River blindness (also known as onchocerciasis) is an eye and skin infection caused by parasitic worms. In 2018, more than 205 million people in 31 countries worldwide were in need of treatment for river blindness, the majority of the burden being in Africa, according to the World Health Organization. It is transmitted by the repeated bite of black flies carrying the parasite that live on the banks of fast-flowing rivers and streams.
After trachoma, river blindness is the second leading cause of blindness from infection and the fourth leading cause of preventable blindness. The socioeconomic burden of this disease extends beyond the infected individuals, affecting entire families and communities.
With the bite of a black fly, microfilariae (early stages of the parasitic worm) enter the human body and mature to adult worms where they can live up to 15 years and release about 1,000 microfilariae a day. A black fly can bite an infected human and ingest these microfilariae, transmitting it to the next human it bites.
Many people experience itchy skin, rashes, skin nodules, and vision impairment. If left untreated, the severe itching can lead to lesions and bacterial infections causing skin to become rough and coarse with patchy depigmentation. Vision impairment occurs after many years of severe infection and therefore is usually only present in individuals over the age of 30. Inflammation caused by the microfilariae dying in the eye results in small opaque spots on the cornea. If left untreated, the cornea becomes permanently cloudy and all the anatomical parts of the eye, including the optic nerve, are damaged, leading to irreversible blindness.
Getting to the END:
Once diagnosed, the safe, fast-acting, and effective treatment is ivermectin (Mectizan®). Community treatment is on an annual basis and usually continues for 10-15 years, the life cycle of the adult worm, to ensure that all the microfilariae in circulation and being produced by the adult worm are killed.
In 1987 the pharmaceutical company Merck & Co. announced the creation of the Mectizan Donation Program to donate tablets for river blindness control to all who needed it, for as long as needed. Sustainable, community-led mass drug administration of ivermectin is currently the primary control strategy for the disease. The WHO’s goal to eliminate river blindness is 2030.

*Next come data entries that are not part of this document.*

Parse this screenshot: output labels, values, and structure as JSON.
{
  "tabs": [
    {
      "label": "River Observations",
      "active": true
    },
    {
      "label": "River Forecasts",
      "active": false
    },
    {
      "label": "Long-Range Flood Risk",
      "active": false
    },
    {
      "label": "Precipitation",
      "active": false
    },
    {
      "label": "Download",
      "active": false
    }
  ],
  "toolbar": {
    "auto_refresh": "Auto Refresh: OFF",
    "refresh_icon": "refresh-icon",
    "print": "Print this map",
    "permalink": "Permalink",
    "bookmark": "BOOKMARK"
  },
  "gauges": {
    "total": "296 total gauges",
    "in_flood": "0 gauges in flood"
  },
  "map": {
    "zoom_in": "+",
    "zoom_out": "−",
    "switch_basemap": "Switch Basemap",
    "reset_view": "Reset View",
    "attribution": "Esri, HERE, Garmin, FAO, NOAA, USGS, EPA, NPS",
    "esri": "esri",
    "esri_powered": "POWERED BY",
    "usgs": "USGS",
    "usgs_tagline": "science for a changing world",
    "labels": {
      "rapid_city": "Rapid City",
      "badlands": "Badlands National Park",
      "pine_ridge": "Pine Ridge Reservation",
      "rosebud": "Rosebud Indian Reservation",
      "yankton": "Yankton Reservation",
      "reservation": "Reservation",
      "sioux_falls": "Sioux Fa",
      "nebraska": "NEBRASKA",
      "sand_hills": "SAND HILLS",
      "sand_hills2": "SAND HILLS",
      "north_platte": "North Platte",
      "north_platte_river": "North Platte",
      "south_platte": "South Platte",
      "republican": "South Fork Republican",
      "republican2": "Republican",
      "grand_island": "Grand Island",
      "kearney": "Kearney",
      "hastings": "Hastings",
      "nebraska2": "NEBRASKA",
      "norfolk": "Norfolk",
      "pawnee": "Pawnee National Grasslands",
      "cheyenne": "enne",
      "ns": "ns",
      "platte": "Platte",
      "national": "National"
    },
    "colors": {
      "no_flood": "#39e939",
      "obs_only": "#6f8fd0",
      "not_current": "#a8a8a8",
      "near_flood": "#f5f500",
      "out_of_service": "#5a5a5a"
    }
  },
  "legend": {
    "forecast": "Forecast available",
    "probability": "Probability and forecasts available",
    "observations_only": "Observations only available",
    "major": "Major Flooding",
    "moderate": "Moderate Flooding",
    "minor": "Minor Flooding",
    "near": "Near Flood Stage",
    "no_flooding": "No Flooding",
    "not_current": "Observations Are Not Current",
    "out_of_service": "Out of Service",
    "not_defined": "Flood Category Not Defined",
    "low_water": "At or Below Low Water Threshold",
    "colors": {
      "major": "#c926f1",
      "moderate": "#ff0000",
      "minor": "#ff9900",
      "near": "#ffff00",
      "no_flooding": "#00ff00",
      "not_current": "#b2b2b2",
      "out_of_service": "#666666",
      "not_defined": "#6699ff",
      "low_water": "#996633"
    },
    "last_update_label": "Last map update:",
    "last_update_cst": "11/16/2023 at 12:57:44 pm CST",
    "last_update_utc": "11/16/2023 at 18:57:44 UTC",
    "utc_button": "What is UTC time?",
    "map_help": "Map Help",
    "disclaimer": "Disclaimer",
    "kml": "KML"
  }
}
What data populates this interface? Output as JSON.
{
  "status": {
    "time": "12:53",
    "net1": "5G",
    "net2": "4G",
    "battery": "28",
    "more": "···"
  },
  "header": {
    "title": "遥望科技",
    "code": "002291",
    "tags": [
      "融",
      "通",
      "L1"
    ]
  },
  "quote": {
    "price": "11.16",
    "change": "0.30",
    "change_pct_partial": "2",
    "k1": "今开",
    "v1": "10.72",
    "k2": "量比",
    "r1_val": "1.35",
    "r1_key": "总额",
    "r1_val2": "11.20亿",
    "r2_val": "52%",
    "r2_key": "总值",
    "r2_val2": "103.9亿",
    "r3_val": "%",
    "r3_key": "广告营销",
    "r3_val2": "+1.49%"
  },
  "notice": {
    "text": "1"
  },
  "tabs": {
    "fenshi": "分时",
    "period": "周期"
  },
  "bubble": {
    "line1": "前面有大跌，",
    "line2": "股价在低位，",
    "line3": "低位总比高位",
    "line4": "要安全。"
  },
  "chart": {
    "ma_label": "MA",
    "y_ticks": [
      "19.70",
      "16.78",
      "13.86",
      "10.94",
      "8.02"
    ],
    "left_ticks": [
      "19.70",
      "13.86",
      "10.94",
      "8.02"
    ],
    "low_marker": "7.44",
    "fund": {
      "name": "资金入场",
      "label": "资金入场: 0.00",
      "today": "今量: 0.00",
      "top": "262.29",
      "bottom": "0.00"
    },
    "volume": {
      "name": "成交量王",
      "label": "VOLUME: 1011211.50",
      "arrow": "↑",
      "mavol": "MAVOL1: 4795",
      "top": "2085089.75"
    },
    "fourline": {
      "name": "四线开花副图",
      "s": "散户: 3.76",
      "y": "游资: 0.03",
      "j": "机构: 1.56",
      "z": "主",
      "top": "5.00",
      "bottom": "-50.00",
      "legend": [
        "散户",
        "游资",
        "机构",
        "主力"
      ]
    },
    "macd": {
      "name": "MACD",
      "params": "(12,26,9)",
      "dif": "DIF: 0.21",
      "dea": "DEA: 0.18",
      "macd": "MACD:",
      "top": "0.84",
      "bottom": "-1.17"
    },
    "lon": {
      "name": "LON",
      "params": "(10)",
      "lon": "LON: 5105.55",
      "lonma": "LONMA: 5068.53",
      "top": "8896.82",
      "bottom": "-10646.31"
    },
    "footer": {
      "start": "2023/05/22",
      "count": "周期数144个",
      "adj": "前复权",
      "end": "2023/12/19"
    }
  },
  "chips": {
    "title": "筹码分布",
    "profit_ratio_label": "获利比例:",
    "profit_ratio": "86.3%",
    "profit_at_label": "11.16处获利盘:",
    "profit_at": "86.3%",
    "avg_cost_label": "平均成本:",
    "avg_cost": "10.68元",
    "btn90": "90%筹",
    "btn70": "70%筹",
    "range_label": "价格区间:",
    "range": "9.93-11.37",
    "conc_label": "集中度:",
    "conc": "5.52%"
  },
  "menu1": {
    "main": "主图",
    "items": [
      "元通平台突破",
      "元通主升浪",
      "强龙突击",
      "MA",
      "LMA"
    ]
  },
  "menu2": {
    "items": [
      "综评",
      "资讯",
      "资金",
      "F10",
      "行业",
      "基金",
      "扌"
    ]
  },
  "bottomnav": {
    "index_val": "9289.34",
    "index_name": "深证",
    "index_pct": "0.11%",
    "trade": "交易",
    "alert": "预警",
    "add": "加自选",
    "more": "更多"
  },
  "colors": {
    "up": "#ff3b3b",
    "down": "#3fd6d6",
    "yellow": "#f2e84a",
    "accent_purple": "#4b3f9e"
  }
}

River blindness in history:
The risk of blindness due to the disease in West Africa used to affect up to 50% of adults. Entire communities abandoned their fertile river valleys, leading to higher levels of poverty and famine.